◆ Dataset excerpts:
⟨

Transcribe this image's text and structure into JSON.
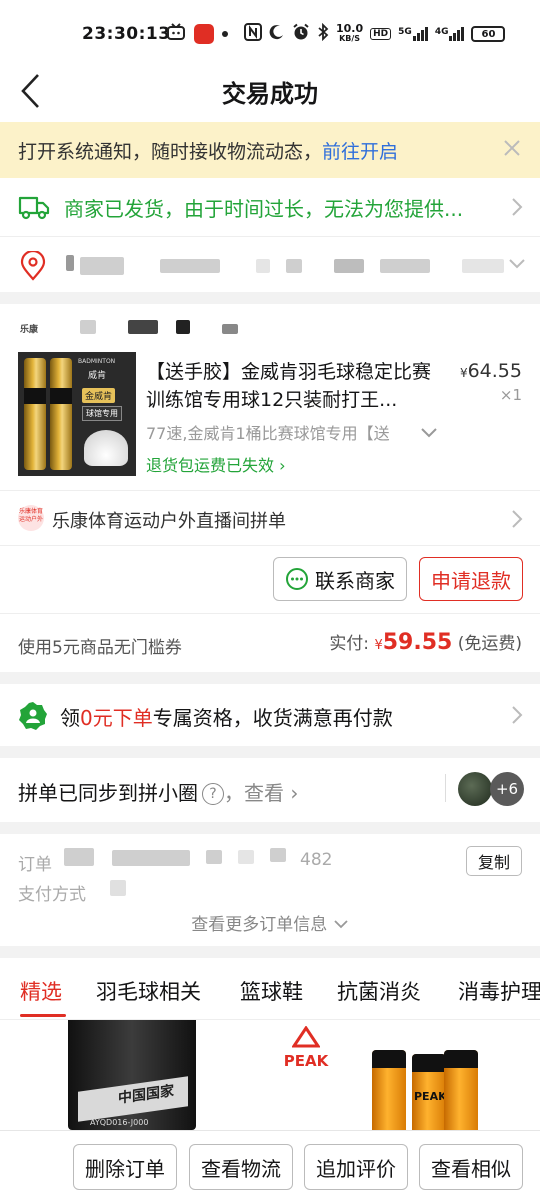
{
  "status_bar": {
    "time": "23:30:13",
    "network_speed": "10.0",
    "network_speed_unit": "KB/S",
    "hd_badge": "HD",
    "signal_1": "5G",
    "signal_2": "4G",
    "battery": "60"
  },
  "nav": {
    "title": "交易成功"
  },
  "notice": {
    "text": "打开系统通知，随时接收物流动态，",
    "link": "前往开启"
  },
  "shipping": {
    "text": "商家已发货，由于时间过长，无法为您提供..."
  },
  "shop": {
    "logo_text": "乐康"
  },
  "product": {
    "title": "【送手胶】金威肯羽毛球稳定比赛训练馆专用球12只装耐打王...",
    "currency": "¥",
    "price": "64.55",
    "quantity": "×1",
    "sku": "77速,金威肯1桶比赛球馆专用【送",
    "return_info": "退货包运费已失效",
    "image_text": {
      "brand": "BADMINTON",
      "name": "威肯",
      "label": "金威肯",
      "tag": "球馆专用"
    }
  },
  "group": {
    "icon_text": "乐康体育运动户外",
    "text": "乐康体育运动户外直播间拼单"
  },
  "actions": {
    "contact": "联系商家",
    "refund": "申请退款"
  },
  "payment": {
    "coupon": "使用5元商品无门槛券",
    "paid_label": "实付:",
    "currency": "¥",
    "amount": "59.55",
    "shipping_note": "(免运费)"
  },
  "promo": {
    "prefix": "领",
    "highlight": "0元下单",
    "suffix": "专属资格，收货满意再付款"
  },
  "circle": {
    "text": "拼单已同步到拼小圈",
    "help": "?",
    "view": "，查看",
    "extra_count": "+6"
  },
  "order_info": {
    "label_1": "订单",
    "label_1_tail": "482",
    "label_2": "支付方式",
    "copy": "复制",
    "more": "查看更多订单信息"
  },
  "tabs": [
    "精选",
    "羽毛球相关",
    "篮球鞋",
    "抗菌消炎",
    "消毒护理"
  ],
  "feed": {
    "left_text": "中国国家",
    "left_code": "AYQD016-J000",
    "right_brand": "PEAK",
    "right_tube_text": "PEAK"
  },
  "bottom_buttons": [
    "删除订单",
    "查看物流",
    "追加评价",
    "查看相似"
  ],
  "colors": {
    "accent_red": "#e02e24",
    "success_green": "#23a439",
    "link_blue": "#2f6fdb",
    "notice_bg": "#fcf2c9"
  }
}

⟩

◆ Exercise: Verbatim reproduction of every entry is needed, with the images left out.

◆ Final answer:
Transcribe this image's text and structure into JSON.
{
  "status_bar": {
    "time": "23:30:13",
    "network_speed": "10.0",
    "network_speed_unit": "KB/S",
    "hd_badge": "HD",
    "signal_1": "5G",
    "signal_2": "4G",
    "battery": "60"
  },
  "nav": {
    "title": "交易成功"
  },
  "notice": {
    "text": "打开系统通知，随时接收物流动态，",
    "link": "前往开启"
  },
  "shipping": {
    "text": "商家已发货，由于时间过长，无法为您提供..."
  },
  "shop": {
    "logo_text": "乐康"
  },
  "product": {
    "title": "【送手胶】金威肯羽毛球稳定比赛训练馆专用球12只装耐打王...",
    "currency": "¥",
    "price": "64.55",
    "quantity": "×1",
    "sku": "77速,金威肯1桶比赛球馆专用【送",
    "return_info": "退货包运费已失效",
    "image_text": {
      "brand": "BADMINTON",
      "name": "威肯",
      "label": "金威肯",
      "tag": "球馆专用"
    }
  },
  "group": {
    "icon_text": "乐康体育运动户外",
    "text": "乐康体育运动户外直播间拼单"
  },
  "actions": {
    "contact": "联系商家",
    "refund": "申请退款"
  },
  "payment": {
    "coupon": "使用5元商品无门槛券",
    "paid_label": "实付:",
    "currency": "¥",
    "amount": "59.55",
    "shipping_note": "(免运费)"
  },
  "promo": {
    "prefix": "领",
    "highlight": "0元下单",
    "suffix": "专属资格，收货满意再付款"
  },
  "circle": {
    "text": "拼单已同步到拼小圈",
    "help": "?",
    "view": "，查看",
    "extra_count": "+6"
  },
  "order_info": {
    "label_1": "订单",
    "label_1_tail": "482",
    "label_2": "支付方式",
    "copy": "复制",
    "more": "查看更多订单信息"
  },
  "tabs": [
    "精选",
    "羽毛球相关",
    "篮球鞋",
    "抗菌消炎",
    "消毒护理"
  ],
  "feed": {
    "left_text": "中国国家",
    "left_code": "AYQD016-J000",
    "right_brand": "PEAK",
    "right_tube_text": "PEAK"
  },
  "bottom_buttons": [
    "删除订单",
    "查看物流",
    "追加评价",
    "查看相似"
  ],
  "colors": {
    "accent_red": "#e02e24",
    "success_green": "#23a439",
    "link_blue": "#2f6fdb",
    "notice_bg": "#fcf2c9"
  }
}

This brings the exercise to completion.